A short, homely woman opens the door after a nerve-wracking wait. As you feared, you don't know her. She stares at you in awe, mouth forming words that never receive voice. Then, "¿José?"
José? Your name is Jeff. Why is she calling you José? "¡Eres tú! ¡Mi esposo! ¡Has volvido!" Esposo! You're not married. Now what's happening? "¡Hijas! ¡Vengan! ¡Su padre está aquí!" Hijas? Not only are you married, but you have children? There must be some mistake. They think you're someone else.
Two little girls rush to the front door, one about six, the other four. Two pretty little things. But they're not yours. "¡Papá!" they cry as they drag you into the house. "¡Papá veulve! ¡Papá vuelve!" they sing, tugging on your hands.
Their mother pushes through them, embracing you. "O, mi fuerte. Me has volvido a mí." She stares into your eyes, tears streaming down her face. "¿Donde estuviste?"
You can't think clearly. The hand... You can feel it hovering in the wings, waiting to strike. It takes all your willpower to force out, "¿Quiénes son?"
Wrong question. The chicas freeze, stopping their dance to stare at you. The woman backs away, her face puzzled. She stutters, "Soy tu esposa. Éstas son tus hijas."
¿Tus hijas? But doesn't she realize? "Yo no tengo hijas."
Even worse. The older girl's jaw drops, and the younger starts bawling. Both flee the room. The mother is angry now. "No tiene... Me sopongo que no tienes una esposa tampoco, ¿verdad?"
You shake your head, not understanding. You can't follow when she talks that fast. That, however, is apparantly the wrong thing to do as well, because she slaps you for it. She slaps you! The one who's trying to correct this misunderstanding. You try to explain. "Me llamo Jeffrey Gonzales. No soy su esposo."
That acts like a slap to her. "No eres..." she gasps, but quickly returns to her enraged state. "¿Dices tú que yo no conozco me esposo?"

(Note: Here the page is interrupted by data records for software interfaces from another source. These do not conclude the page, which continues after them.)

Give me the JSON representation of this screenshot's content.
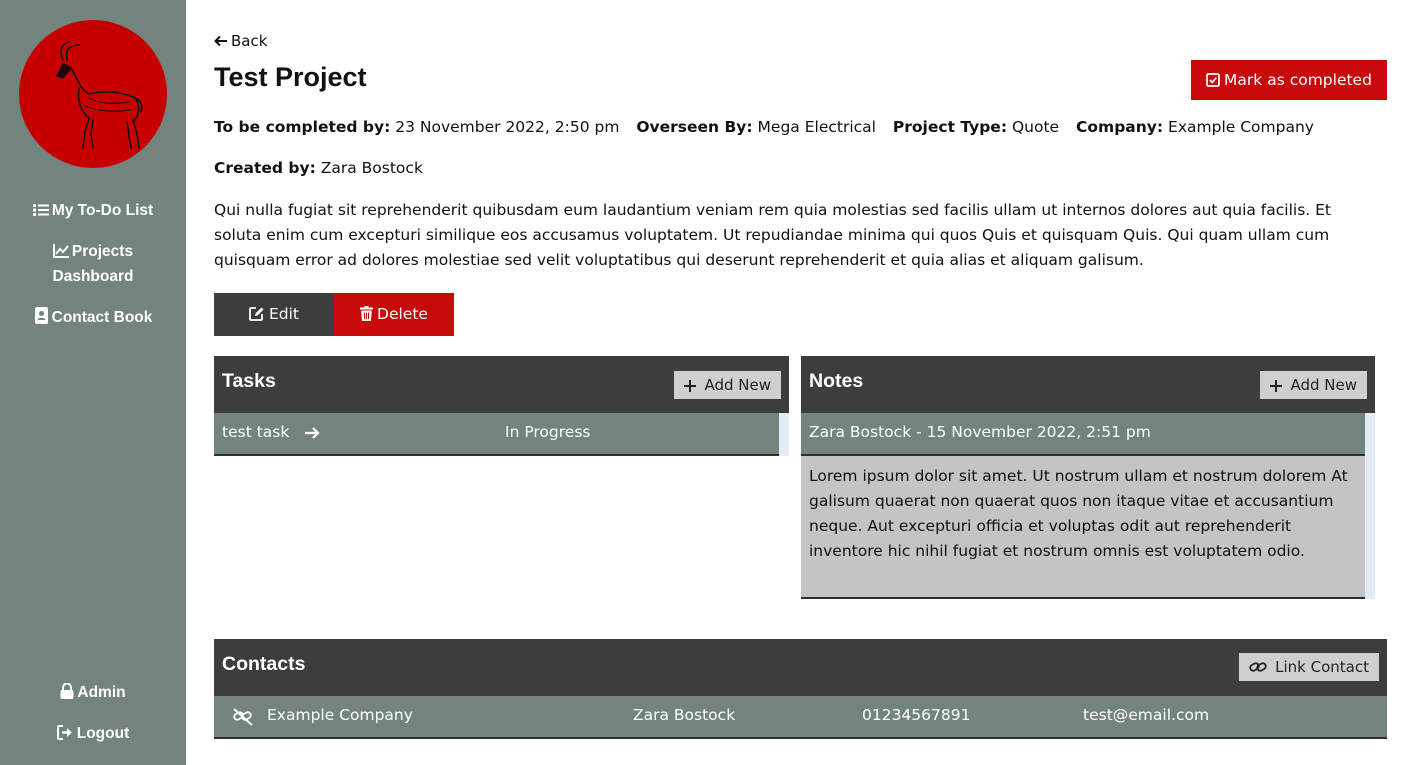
{
  "sidebar": {
    "logo_alt": "antelope-logo",
    "items": [
      {
        "label": "My To-Do List",
        "icon": "list-icon"
      },
      {
        "label_line1": "Projects",
        "label_line2": "Dashboard",
        "icon": "chart-line-icon"
      },
      {
        "label": "Contact Book",
        "icon": "address-book-icon"
      }
    ],
    "admin_label": "Admin",
    "logout_label": "Logout"
  },
  "header": {
    "back_label": "Back",
    "title": "Test Project",
    "mark_completed_label": "Mark as completed"
  },
  "meta": {
    "completed_by_label": "To be completed by:",
    "completed_by_value": "23 November 2022, 2:50 pm",
    "overseen_label": "Overseen By:",
    "overseen_value": "Mega Electrical",
    "type_label": "Project Type:",
    "type_value": "Quote",
    "company_label": "Company:",
    "company_value": "Example Company",
    "created_label": "Created by:",
    "created_value": "Zara Bostock"
  },
  "description": "Qui nulla fugiat sit reprehenderit quibusdam eum laudantium veniam rem quia molestias sed facilis ullam ut internos dolores aut quia facilis. Et soluta enim cum excepturi similique eos accusamus voluptatem. Ut repudiandae minima qui quos Quis et quisquam Quis. Qui quam ullam cum quisquam error ad dolores molestiae sed velit voluptatibus qui deserunt reprehenderit et quia alias et aliquam galisum.",
  "actions": {
    "edit_label": "Edit",
    "delete_label": "Delete"
  },
  "tasks": {
    "title": "Tasks",
    "add_label": "Add New",
    "rows": [
      {
        "name": "test task",
        "status": "In Progress"
      }
    ]
  },
  "notes": {
    "title": "Notes",
    "add_label": "Add New",
    "items": [
      {
        "header": "Zara Bostock - 15 November 2022, 2:51 pm",
        "body": "Lorem ipsum dolor sit amet. Ut nostrum ullam et nostrum dolorem At galisum quaerat non quaerat quos non itaque vitae et accusantium neque. Aut excepturi officia et voluptas odit aut reprehenderit inventore hic nihil fugiat et nostrum omnis est voluptatem odio."
      }
    ]
  },
  "contacts": {
    "title": "Contacts",
    "link_label": "Link Contact",
    "rows": [
      {
        "company": "Example Company",
        "name": "Zara Bostock",
        "phone": "01234567891",
        "email": "test@email.com"
      }
    ]
  },
  "colors": {
    "sidebar": "#73847e",
    "accent_red": "#c90a0a",
    "panel_dark": "#3d3d3d",
    "row_green": "#73847e",
    "note_grey": "#c4c4c4"
  }
}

You resist the urge to shake your head. "Más despacio, pro favor. No hablo much español."
You're confusing her. "Naciste en México."
This time you do shake your head. You can't keep up. The hand is sneaking back.
Now she's shaking her head too. "No. Soy su esposa y ellas son sus hijas." She sounds panicky. "Por favor. Sea normal. Sea sano. Por favor." She's crying again. "Dios, ayúdame. Por favor..."
That ends it. The hand's descending, she's crying, you're lost... That's it. El fin. You run. She cries out after you but you don't stop. Corres. Al fin.
No sabes cuando los police pick you up. You're not running anymore, and the hand's got you. They pull you into the car and you drive, but not back to the house. No, van a un big, old building with a sign reading "HOSPITAL MENTAL."
You're shown to un cuarto pequeño. Hay preguntas, pero tú can't think, can't talk. You can hardly move the hand is pushing so hard. They te dan medicinas y leave you alone. Alone in that room.
You know what they think. They creen que you're loco. You're not loco. El mundo has gone loco. Toda persona. But not para siempre. They encontrarán su mistake and you'll be back in tu hogar real en no time. You just necesitas esperarlo.
Más medicinas. Siempre es medicinas. They never come para decirte que vas a ir home. Momentito... ¿Siempre? ¿Cuántos veces has tomado medicinas? No sabes. How long has estado aquí? No sabes ese tampoco. Tú saltas a la puerta.
--Me llamo Jeffrey Gonzales --llamas-- Quiero volver a los Estados Unidos. ¡Ahorita! ¿Me escuchan?
La enfermera viene con más medicinas. No quieres tomarlas, pero tú las comes. Tratas hablar con ella sobre los Est... *yawn* ¡O! Estas medicinas son fuertes. Muchos más fuertes que las otras.